  They went up the steep little path. The sun was up higher now and was hot. The children wore only thin blouses or shirts, and shorts, but they felt very warm. They came to a spring gushing out of the hillside and sat down to drink, and to cool their hands and feet. Snowy drank too, and then capered about lightly on his strong little legs, leaping from place to place almost as if he had wings.

  ‘I wish I could leap like a goat,’ s
aid Jack lazily. ‘It looks so lovely and easy to spring up high into the air like that, and land wherever you want to.’

  Philip suddenly made a grab at something that was slithering past him on the warm bank. Dinah sat up at once. ‘What is it, what is it?’

  ‘This,’ said Philip, and showed the others a silvery-grey, snake-like creature, with bright little eyes.

  Dinah screamed at once. ‘A snake!
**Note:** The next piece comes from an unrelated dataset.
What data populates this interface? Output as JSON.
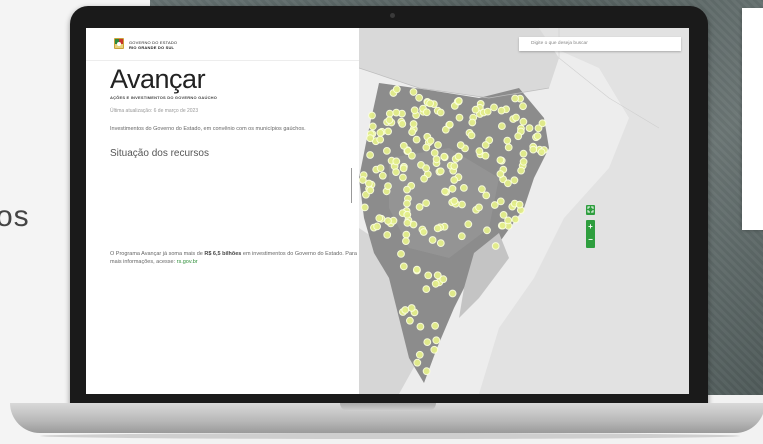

Philip, put it down. Philip, it’ll bite you.’

  ‘It won’t,’ said Philip calmly. ‘It’s not a snake – and anyway British snakes don’t bite unless they’re adders. I’ve told you that before. This is a slow-worm – and a very fine specimen too!’

  The children looked in fascination as the silvery slow-worm wriggled over Philip’s knees. It certainly looked very like a snake, but it wasn’t. Lucy-Ann and Jack knew that, but Dinah always forgot. She was so terrified of snakes that to her anything that glided along must belong to the snake family.

  ‘It’s horrible,’ she said with a shudder. ‘Let it go, Philip. How do you know it’s not a snake?’

  ‘Well – for one thing it blinks its eyes and no snake does that,’ said Philip. ‘Watch it. It blinks like a lizard – and no wonder, because it belongs to the lizard family.’

  As he spoke the little creature blinked its eyes. It stayed still on Philip’s knee and made no further attempt to escape. Philip put his hand over it and it stayed there quite happy.

  ‘I’ve never had a slow-worm for a pet,’ said Philip. ‘I’ve a good mind …’

  ‘Philip! If you dare to keep that snake for a pet I’ll tell Mother to send you home!’ said Dinah in great alarm.

  ‘Dinah, it’s not a snake!’ said Philip impatiently. ‘It’s a lizard – a legless lizard – quite harmless and very interesting. I’m going to keep it for a pet if it’ll stay with me.’

  ‘Stay with you! Of course it will,’ said Jack. ‘Did you ever know an animal that wouldn’t? I should hate to go to a jungle with you, Philip – you’d have monkeys hanging lovingly round your neck, and tigers purring at you, and snakes wrapping themselves round your legs, and …’